Gender isn’t the only reason that I often blame myself for things that go wrong; sometimes it actually is my fault. In the matter of having children that do not believe in God, I am mixed. I know that I taught them as well as I could at the time, but hindsight clearly sees many failures. I also know that no one comes to Christ unless God is at work in their lives. Apart from the work of the Holy Spirit, it doesn’t matter what I do. Psalm 127 begins with, “Unless the Lord builds the house, they labor in vain who build it.

Caught in this tension between my responsibilities and God’s, I can teeter one way or the other. Sometimes I’m overwhelmed that I messed up as a Christian mother. I came to the Lord too late. I didn’t do this. I should have done that. This focus can be spiritually unhealthy.

Other times I look at the promises of God and am assured that He hears my prayers and He will bring them to Himself. This focus can keep me from doing what I ought to do. However, even when I am trusting God and obeying Him, when I cannot see anything happening, or only very small things, that lack of evidence tips me into subjectivity. Yikes, tipping back and forth is not fun.

Every now and then God surprises me concerning this teeter-totter. Today’s reading is from Isaiah 54. (Again, I know that in context this is about Israel, yet the Holy Spirit can use any Scripture to tell me what God is like, and give me comfort and hope.)

Verses 8-13 tell me that yes, I have disobeyed God, and yes, He is using the unbelief in my family to teach me, to refine and purify my life. I accept that even though reading the first part made me feel remorseful. But there is hope too. It says:
“With a little wrath I hid My face from you for a moment; but with everlasting kindness I will have mercy on you,” says the Lord, your Redeemer. “For this is like the waters of Noah to Me; for as I have sworn that the waters of Noah would no longer cover the earth, so have I sworn that I would not be angry with you, nor rebuke you. For the mountains shall depart and the hills be removed, but My kindness shall not depart from you, nor shall My covenant of peace be removed,” says the Lord, who has mercy on you. “O you afflicted one, tossed with tempest, and not comforted, behold, I will lay your stones with colorful gems, and lay your foundations with sapphires. I will make your pinnacles of rubies, your gates of crystal, and all your walls of precious stones. All your children shall be taught by the Lord, and great shall be the peace of your children.”
For a little while God can hide His face from me. As I seek Him, I learn His will and what displeases Him. Any sense of falling short brings confession, repentance, and opportunity to become more like Jesus. God is not angry with my sin because all His wrath was poured out on His Son on the Cross, but He can use the consequences of sin to draw His people closer to Him. Certainly He has done that for me.
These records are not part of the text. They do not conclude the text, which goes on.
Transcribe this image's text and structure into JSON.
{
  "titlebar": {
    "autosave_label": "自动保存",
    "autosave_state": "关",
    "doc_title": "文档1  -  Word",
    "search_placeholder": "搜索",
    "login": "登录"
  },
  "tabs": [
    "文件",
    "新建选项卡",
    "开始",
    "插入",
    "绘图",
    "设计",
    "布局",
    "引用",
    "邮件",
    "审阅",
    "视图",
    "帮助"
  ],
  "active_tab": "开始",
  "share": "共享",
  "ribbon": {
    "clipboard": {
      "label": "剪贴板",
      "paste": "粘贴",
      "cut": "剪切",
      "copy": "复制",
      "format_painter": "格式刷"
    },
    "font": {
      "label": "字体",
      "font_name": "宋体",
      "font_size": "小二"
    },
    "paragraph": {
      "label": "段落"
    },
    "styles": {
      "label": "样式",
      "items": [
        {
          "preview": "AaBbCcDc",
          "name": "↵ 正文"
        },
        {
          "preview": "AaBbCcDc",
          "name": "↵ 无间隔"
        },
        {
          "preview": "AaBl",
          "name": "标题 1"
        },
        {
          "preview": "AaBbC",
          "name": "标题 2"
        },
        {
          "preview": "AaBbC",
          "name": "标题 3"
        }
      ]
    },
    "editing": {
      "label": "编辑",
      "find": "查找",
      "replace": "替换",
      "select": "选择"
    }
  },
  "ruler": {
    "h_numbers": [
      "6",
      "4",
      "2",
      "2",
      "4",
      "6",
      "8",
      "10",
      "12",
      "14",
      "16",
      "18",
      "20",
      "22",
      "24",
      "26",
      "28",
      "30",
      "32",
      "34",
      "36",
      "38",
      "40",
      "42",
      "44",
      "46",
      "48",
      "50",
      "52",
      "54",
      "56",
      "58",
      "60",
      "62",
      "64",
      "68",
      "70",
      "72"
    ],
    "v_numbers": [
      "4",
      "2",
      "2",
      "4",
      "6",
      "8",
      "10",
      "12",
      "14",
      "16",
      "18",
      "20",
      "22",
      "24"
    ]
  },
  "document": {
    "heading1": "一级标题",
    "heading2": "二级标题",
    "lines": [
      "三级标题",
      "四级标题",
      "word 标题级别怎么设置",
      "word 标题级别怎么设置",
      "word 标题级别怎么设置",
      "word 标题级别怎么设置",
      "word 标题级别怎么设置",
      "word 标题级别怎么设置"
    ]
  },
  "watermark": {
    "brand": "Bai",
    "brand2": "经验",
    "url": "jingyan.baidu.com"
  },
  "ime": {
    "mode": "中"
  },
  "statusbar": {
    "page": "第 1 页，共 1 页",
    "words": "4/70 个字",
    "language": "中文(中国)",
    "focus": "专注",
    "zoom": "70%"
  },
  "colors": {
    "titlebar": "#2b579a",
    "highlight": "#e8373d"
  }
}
At the same time, He promises to never leave me or forsake me. He has blessed me with salvation and all that entails. I have assurance for now and eternity. He even says my life is being built on precious gems, most certainly a figure of speech for the riches that are found in Jesus Christ.

Then verse 13 adds another jewel, another precious promise from God. He will teach my children and give them great peace, a peace that can only refer to that peace that passes understanding, that peace that comes from knowing and trusting Him.

If the salvation and blessing of God on my family depend on my goodness or worthiness, it will never happen. God’s blessing, mercy and grace are about Him, not about me. Being reminded of this again and again keeps me from blaming others for my clumsiness, from focusing on my mistakes, and every now and then keeps me from stumbling over that chair in the first place.